Copy each line of the following material that has the string "JSON".

--- START ---

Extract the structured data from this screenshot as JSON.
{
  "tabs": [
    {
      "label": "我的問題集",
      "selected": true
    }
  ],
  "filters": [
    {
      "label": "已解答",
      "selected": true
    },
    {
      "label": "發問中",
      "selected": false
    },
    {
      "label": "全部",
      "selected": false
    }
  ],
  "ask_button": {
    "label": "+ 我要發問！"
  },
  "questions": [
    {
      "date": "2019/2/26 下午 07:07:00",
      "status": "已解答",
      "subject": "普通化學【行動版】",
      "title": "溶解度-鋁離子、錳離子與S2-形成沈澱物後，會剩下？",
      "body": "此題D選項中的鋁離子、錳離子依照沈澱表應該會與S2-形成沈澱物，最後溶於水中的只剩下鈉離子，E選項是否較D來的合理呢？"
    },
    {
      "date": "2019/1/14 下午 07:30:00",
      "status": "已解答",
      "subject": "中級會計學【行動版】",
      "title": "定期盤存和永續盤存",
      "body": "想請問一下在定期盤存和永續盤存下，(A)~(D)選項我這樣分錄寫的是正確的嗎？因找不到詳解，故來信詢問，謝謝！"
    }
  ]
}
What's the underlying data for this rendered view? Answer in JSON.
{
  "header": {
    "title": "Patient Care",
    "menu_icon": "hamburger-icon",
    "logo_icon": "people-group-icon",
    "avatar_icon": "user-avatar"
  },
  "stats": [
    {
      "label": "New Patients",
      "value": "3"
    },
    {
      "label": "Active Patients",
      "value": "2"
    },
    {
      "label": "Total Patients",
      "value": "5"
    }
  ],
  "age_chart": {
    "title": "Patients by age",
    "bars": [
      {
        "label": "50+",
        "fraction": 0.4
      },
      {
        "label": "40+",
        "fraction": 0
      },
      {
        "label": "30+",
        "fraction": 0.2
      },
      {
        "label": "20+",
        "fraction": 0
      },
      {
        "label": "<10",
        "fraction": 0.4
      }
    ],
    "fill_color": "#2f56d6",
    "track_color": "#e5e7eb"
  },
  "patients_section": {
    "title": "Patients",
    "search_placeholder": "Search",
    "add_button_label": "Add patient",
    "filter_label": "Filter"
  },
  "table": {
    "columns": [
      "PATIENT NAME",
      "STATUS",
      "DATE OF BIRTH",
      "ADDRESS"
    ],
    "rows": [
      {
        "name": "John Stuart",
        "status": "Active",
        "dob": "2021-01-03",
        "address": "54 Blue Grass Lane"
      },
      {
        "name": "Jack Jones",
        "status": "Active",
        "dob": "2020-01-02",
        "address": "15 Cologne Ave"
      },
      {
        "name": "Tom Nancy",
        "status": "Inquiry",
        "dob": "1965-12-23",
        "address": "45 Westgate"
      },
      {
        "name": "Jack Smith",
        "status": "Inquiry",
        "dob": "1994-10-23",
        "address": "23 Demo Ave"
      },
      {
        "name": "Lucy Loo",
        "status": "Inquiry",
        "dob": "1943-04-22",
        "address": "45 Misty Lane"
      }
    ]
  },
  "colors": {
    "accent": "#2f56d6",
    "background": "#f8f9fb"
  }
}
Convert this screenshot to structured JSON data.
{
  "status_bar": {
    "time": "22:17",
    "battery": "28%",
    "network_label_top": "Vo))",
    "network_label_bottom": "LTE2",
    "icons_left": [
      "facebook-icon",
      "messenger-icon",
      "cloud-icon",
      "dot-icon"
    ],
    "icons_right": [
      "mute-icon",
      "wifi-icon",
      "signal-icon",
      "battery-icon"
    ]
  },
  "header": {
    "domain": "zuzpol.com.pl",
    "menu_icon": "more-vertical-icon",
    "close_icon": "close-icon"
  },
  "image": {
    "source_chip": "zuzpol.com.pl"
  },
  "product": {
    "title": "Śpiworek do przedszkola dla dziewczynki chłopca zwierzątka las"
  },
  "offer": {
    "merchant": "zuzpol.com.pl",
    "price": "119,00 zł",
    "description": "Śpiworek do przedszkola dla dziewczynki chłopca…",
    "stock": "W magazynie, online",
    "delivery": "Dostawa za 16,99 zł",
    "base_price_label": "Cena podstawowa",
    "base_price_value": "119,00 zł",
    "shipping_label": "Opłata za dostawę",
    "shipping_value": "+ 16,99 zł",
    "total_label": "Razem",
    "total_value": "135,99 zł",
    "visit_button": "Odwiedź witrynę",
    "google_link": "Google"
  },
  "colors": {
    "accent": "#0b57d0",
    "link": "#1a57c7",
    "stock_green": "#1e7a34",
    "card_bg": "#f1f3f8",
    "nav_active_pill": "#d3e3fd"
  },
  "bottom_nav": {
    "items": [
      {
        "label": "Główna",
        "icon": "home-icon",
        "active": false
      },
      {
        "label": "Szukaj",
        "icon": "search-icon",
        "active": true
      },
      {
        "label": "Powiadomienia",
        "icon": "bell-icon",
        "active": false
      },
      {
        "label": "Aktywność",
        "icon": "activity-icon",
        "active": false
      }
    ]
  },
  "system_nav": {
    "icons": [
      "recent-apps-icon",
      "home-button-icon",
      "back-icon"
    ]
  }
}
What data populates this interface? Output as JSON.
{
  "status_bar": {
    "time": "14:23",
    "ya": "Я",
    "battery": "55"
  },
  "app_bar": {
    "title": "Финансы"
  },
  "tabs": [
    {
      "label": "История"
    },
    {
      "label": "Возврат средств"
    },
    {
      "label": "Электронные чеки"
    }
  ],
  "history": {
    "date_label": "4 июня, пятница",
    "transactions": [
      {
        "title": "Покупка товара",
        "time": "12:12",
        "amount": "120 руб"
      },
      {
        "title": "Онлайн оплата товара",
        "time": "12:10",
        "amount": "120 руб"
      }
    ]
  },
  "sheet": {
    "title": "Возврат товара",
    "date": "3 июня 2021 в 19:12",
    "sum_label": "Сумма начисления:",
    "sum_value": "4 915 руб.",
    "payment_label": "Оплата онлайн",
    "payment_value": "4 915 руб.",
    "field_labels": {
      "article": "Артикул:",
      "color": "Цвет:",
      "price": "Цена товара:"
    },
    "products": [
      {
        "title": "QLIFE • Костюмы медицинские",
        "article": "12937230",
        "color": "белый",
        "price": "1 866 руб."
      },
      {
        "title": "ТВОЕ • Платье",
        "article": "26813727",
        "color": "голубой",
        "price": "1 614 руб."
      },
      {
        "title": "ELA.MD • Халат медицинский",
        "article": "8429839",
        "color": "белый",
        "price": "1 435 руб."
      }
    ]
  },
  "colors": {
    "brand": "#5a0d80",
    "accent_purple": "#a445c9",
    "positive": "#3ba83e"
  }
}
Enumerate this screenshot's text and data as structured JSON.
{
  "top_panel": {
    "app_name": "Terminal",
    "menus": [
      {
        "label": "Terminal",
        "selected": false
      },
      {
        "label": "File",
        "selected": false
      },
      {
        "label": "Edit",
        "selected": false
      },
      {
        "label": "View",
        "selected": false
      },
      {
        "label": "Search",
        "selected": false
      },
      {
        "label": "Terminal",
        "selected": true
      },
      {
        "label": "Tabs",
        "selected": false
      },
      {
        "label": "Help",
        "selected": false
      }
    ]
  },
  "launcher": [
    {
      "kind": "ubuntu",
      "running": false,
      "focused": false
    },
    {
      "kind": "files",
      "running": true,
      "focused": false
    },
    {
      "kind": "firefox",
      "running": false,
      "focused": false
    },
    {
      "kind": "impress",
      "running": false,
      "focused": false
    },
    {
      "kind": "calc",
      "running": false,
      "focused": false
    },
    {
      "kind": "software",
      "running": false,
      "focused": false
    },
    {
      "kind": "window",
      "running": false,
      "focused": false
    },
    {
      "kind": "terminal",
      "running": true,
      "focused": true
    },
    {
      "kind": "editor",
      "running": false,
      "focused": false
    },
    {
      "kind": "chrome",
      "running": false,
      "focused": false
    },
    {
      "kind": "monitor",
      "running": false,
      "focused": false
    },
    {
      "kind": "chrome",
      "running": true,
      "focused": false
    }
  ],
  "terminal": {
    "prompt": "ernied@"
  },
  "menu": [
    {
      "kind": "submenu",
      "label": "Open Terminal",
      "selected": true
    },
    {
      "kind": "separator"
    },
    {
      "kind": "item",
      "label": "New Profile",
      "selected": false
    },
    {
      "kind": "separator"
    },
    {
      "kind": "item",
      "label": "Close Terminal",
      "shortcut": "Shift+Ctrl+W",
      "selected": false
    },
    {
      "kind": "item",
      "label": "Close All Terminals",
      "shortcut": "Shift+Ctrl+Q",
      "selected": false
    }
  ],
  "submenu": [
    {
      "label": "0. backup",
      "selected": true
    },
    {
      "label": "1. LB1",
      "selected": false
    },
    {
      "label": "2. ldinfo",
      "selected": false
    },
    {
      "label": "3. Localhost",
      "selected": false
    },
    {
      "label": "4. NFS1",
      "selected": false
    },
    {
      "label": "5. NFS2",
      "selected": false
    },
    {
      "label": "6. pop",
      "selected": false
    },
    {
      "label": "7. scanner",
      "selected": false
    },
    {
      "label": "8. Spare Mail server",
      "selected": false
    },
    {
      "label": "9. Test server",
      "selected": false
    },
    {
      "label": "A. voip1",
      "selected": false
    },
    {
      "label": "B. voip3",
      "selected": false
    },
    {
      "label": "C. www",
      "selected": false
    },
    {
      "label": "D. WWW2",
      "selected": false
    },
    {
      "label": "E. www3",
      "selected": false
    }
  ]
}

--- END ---

### RESULT OF THE EXERCISE:
Extract the structured data from this screenshot as JSON.
What's the underlying data for this rendered view? Answer in JSON.
Convert this screenshot to structured JSON data.
What data populates this interface? Output as JSON.
Enumerate this screenshot's text and data as structured JSON.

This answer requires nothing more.